Published: January 1, 2021
Some motherboards, including many of the top models on the market today, have a special feature called BIOS flashback which allows you to update the BIOS (also called firmware) without needing to have a CPU or memory module installed. This feature, namely slightly differently by certain manufacturers (it's "Q-Flash Plus" for Gigabyte boards, and "USB BIOS Flashback" for ASUS), means the board has a special designated USB port on the back of the motherboard which is used for inserting a USB flash/thumb drive that contains the BIOS update which you download onto the drive using another computer (explained in our full USB BIOS flashback tutorial).
Having a motherboard with BIOS flashback comes in handy in two main scenarios:
Building a New PC With a Recent CPU Release
If you're assembling a new system from scratch with a CPU that isn't supported by your motherboard out of the box, BIOS flashback can be a lifesaver. Just because a motherboard is compatible with your CPU, doesn't mean that motherboard's BIOS has a recent enough version to support the new CPU series out of the box (without an update).
When a new CPU series releases, when you buy that CPU with a motherboard that was released earlier than the CPU was (and sometimes even when you buy the motherboard a few weeks or even months after the CPU release, that board won't have been loaded with a fresh BIOS that supports the new CPU series, and you'll need to update the BIOS yourself in order to boot-up with the new CPU.
Without BIOS flashback, you would need to install an older compatible CPU in order to update the BIOS, wherein lies the problem as many new builders won't have access to an old CPU. This guide explains this whole situation as it relates right now to new AMD builds: Do B550/X570 Need BIOS Updates for Ryzen 5000?
Failed BIOS Update Recovery

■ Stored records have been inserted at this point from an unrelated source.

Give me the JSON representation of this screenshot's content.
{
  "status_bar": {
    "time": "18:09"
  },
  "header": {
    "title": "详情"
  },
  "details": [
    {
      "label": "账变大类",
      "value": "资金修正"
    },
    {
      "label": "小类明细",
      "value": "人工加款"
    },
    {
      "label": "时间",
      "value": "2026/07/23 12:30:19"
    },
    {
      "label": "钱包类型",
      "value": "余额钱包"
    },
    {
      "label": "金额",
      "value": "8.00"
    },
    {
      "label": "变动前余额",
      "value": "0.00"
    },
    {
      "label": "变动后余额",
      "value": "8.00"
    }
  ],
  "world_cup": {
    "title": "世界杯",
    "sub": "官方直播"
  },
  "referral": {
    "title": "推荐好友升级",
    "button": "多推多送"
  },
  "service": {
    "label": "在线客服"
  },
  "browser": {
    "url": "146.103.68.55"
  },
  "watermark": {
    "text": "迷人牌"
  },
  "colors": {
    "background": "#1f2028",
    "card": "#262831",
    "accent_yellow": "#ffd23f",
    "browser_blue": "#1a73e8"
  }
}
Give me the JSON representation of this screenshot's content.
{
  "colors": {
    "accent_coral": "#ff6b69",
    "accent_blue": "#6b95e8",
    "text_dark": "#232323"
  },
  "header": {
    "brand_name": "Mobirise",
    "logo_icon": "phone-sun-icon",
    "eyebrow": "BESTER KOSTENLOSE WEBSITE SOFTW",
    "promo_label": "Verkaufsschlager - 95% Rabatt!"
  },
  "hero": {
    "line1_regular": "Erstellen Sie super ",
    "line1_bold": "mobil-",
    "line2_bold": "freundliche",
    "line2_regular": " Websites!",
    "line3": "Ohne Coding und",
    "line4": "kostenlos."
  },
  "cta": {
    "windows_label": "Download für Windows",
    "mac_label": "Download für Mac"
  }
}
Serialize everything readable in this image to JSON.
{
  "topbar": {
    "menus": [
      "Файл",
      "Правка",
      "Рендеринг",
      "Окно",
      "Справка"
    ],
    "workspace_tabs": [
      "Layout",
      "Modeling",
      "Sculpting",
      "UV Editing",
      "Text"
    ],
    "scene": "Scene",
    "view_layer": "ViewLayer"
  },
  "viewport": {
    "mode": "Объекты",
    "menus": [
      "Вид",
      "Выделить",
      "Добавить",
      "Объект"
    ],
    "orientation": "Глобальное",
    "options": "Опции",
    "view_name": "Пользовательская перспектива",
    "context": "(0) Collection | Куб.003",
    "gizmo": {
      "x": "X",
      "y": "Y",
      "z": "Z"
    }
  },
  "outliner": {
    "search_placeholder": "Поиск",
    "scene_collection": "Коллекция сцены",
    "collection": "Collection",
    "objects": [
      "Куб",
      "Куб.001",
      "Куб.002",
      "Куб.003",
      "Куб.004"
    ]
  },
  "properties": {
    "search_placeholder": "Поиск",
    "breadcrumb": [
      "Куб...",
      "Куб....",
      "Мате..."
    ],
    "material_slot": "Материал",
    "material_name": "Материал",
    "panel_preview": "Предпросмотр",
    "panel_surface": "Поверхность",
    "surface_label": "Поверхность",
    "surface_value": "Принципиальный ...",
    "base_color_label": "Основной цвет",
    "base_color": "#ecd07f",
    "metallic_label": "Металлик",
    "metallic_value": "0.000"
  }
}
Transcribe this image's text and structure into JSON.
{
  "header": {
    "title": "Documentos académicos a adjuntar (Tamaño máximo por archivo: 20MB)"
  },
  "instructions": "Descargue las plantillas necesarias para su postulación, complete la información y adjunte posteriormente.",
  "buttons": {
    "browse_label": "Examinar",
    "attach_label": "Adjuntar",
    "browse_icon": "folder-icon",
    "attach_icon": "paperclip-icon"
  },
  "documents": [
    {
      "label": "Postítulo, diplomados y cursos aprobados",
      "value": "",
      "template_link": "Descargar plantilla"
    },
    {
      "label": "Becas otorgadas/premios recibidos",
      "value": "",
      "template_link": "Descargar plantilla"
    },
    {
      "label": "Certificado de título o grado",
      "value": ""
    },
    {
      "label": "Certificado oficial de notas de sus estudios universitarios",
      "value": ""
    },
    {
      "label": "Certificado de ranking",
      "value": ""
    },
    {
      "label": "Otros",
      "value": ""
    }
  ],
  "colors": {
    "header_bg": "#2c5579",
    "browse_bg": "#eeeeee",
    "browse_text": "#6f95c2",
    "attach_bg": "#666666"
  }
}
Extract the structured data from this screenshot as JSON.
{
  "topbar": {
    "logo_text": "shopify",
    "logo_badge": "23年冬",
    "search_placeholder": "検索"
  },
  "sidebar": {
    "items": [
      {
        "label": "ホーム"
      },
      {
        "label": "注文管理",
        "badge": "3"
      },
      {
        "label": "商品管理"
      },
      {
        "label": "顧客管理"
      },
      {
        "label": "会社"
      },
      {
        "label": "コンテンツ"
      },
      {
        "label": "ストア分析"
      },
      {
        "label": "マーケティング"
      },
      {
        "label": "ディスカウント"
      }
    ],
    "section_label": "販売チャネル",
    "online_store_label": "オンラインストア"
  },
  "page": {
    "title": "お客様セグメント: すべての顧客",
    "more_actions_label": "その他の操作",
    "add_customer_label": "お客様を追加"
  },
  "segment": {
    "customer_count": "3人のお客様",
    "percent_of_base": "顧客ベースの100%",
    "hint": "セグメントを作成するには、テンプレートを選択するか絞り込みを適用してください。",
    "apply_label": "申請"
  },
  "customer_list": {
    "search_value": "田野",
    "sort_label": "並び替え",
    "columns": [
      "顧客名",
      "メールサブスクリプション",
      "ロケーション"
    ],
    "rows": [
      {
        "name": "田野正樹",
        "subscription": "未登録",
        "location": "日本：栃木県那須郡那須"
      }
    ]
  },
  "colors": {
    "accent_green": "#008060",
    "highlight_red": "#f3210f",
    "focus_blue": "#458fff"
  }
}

If your motherboard ever has its BIOS corrupted, which is rare but can happen for various reasons (most commonly when doing a normal BIOS update within the BIOS itself and having it fail due to the power power cutting out etc), instead of trying to return/RMA the board (or throwing it at a nearby wall if not under warranty) you may be able to save your motherboard by using BIOS flashback instead.
So if you're still planning a build and want to stick to boards that have BIOS flashback, below are all the models I could dig up that have this feature at the time of publishing this article.
If you need help picking the best motherboard with BIOS flashback from all the models listed below, our continually updated recommended gaming PC builds contains our current top B550 and X570 picks, many of which have BIOS flashback.
This, along with the B550 list, is the most relevant right now at the time of writing in early 2021 since most people concerned about having BIOS flashback as a feature will be wanting it in case of the need for updating a board for Ryzen 5000.
These are all the X570 motherboards on the market as of the time of writing that have a BIOS flashback feature which allows you to update the BIOS without needing a CPU to be installed:
If you buy a Z490 (Intel socket LGA 1200) with a current 10th generation Intel CPU, right now there's little importance to choosing a motherboard that has BIOS flashback since Z490 was released at the same time as these CPUs (and therefore worked out the box from day one). However, since Z490 motherboards will support the future next generation Intel 11th gen CPUs, if buying a Z490 in future once 11th gen is released, that's when choosing a Z490 with BIOS flashback may become a relevant consideration as you may need to update a Z490 that's purchased around/after their release in order to be able to boot up a new PC build using a Z490 and fresh new 11th gen CPU.
Need Help Choosing Parts?
Don't miss our flagship guide, The Best Gaming PC Builds for the Money, which pinpoints the current best value parts for Q1 2021, and feel free to ask for help in the comments section if you get stuck along the way.